### About this task
Look through the listing below for the string "JSON". Show each line where it occurs.

### Given records
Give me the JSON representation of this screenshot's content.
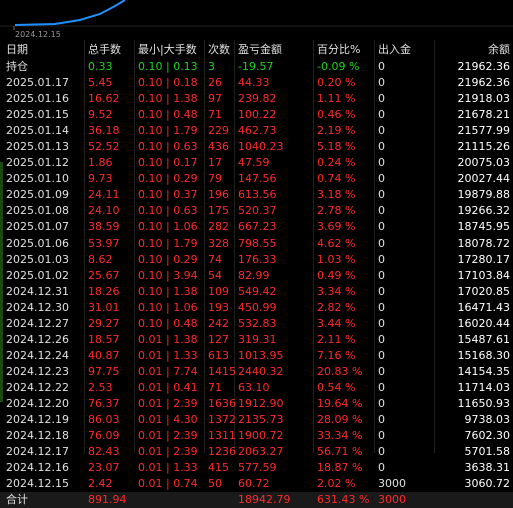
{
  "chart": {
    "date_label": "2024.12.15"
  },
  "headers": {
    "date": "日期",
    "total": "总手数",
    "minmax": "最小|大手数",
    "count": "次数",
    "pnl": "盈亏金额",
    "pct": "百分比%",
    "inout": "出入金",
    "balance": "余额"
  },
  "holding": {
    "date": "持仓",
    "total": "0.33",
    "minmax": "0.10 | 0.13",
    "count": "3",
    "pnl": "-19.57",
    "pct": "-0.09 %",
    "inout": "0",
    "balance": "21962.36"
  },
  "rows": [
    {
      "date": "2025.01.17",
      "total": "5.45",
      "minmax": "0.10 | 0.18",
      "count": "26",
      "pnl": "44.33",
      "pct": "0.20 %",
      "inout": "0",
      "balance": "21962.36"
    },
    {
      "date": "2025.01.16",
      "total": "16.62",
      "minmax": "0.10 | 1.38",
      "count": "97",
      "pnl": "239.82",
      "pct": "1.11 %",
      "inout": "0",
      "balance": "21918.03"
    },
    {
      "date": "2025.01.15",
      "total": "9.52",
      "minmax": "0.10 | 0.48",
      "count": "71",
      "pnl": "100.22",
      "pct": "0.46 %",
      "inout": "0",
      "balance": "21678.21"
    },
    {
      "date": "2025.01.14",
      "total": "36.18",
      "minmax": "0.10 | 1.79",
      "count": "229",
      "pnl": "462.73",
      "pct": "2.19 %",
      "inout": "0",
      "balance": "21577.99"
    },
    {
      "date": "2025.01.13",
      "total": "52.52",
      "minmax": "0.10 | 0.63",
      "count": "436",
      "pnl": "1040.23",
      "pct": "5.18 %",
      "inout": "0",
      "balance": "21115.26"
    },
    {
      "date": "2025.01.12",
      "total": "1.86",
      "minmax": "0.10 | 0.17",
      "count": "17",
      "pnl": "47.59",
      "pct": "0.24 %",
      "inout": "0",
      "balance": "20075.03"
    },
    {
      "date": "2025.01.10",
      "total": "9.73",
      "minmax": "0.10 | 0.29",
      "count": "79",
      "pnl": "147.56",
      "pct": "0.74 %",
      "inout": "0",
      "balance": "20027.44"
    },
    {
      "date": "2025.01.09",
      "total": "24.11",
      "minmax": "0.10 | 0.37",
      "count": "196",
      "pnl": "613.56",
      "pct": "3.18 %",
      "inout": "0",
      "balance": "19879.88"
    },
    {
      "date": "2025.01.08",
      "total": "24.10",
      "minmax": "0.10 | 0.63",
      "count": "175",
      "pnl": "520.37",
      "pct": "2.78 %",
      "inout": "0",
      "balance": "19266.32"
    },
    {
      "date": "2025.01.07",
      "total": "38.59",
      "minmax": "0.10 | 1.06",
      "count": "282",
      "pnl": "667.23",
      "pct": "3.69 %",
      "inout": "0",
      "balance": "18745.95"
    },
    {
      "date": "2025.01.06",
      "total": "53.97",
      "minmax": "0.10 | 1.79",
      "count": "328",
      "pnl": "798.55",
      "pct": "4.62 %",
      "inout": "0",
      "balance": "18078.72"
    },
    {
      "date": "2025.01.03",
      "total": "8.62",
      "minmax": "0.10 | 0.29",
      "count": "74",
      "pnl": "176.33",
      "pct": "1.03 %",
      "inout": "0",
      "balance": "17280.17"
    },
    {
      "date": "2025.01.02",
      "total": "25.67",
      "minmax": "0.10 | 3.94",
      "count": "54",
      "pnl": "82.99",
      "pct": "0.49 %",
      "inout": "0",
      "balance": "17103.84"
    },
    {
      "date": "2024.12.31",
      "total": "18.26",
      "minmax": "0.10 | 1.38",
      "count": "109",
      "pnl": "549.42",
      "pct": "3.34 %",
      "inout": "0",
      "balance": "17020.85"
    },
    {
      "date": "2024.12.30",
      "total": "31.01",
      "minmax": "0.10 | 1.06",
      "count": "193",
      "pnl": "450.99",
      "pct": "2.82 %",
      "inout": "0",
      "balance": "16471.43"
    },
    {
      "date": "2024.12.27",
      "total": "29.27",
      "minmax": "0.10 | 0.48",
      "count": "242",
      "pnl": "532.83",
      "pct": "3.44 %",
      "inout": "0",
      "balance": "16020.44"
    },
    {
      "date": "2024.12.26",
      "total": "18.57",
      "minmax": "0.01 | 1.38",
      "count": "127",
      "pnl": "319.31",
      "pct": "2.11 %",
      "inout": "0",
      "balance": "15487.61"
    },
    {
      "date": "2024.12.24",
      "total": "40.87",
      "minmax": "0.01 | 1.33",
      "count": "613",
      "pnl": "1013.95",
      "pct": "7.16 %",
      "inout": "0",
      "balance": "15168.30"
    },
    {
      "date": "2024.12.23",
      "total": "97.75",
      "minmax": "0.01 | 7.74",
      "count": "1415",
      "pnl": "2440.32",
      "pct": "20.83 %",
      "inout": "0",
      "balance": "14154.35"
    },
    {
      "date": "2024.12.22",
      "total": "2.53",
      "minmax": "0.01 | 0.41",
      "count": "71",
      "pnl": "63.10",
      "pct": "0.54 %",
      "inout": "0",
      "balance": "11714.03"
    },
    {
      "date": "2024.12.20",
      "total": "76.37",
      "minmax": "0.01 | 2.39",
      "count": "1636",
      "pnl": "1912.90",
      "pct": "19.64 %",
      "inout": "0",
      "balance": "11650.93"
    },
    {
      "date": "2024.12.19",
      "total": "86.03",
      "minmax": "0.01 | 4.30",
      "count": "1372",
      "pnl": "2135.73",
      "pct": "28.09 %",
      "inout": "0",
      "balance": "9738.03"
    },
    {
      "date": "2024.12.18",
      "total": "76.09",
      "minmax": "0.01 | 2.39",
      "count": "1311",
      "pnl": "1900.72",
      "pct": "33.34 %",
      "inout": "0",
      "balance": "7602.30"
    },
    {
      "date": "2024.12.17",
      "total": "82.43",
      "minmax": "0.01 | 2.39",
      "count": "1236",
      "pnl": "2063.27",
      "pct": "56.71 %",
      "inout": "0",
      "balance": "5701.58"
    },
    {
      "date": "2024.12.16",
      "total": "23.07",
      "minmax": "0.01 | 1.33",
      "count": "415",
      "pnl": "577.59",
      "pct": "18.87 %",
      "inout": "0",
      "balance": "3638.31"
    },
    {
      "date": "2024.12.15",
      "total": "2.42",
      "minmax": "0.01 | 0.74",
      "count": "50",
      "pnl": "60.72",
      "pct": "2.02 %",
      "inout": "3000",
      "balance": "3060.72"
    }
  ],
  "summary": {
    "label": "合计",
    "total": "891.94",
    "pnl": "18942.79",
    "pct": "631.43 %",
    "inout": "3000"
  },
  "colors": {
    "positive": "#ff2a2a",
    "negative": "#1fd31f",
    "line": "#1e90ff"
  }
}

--

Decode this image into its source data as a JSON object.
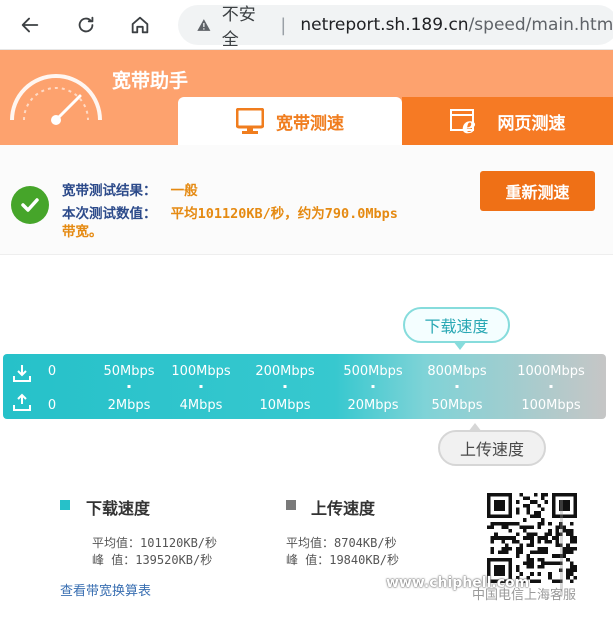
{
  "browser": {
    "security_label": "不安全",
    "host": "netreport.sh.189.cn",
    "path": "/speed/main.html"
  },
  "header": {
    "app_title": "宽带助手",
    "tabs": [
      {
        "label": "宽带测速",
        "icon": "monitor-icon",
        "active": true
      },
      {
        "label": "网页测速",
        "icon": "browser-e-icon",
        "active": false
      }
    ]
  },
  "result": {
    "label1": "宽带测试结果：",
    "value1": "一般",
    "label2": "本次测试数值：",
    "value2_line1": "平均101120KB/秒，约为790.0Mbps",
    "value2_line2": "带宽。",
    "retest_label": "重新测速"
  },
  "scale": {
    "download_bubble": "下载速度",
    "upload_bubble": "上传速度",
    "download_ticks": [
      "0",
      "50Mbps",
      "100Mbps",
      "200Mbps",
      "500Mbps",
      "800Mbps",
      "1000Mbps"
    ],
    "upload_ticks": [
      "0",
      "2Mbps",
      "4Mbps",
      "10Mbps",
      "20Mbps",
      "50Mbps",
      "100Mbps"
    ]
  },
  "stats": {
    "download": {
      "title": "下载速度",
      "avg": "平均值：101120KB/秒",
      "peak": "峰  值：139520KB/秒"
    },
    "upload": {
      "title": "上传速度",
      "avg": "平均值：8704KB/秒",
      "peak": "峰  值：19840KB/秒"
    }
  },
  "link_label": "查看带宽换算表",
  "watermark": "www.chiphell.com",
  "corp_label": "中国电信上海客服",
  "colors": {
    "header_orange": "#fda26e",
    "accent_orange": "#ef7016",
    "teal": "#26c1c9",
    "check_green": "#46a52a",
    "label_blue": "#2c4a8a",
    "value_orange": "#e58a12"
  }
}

### Answer area
Give me the JSON representation of this screenshot's content.
Decode this image into its source data as a JSON object.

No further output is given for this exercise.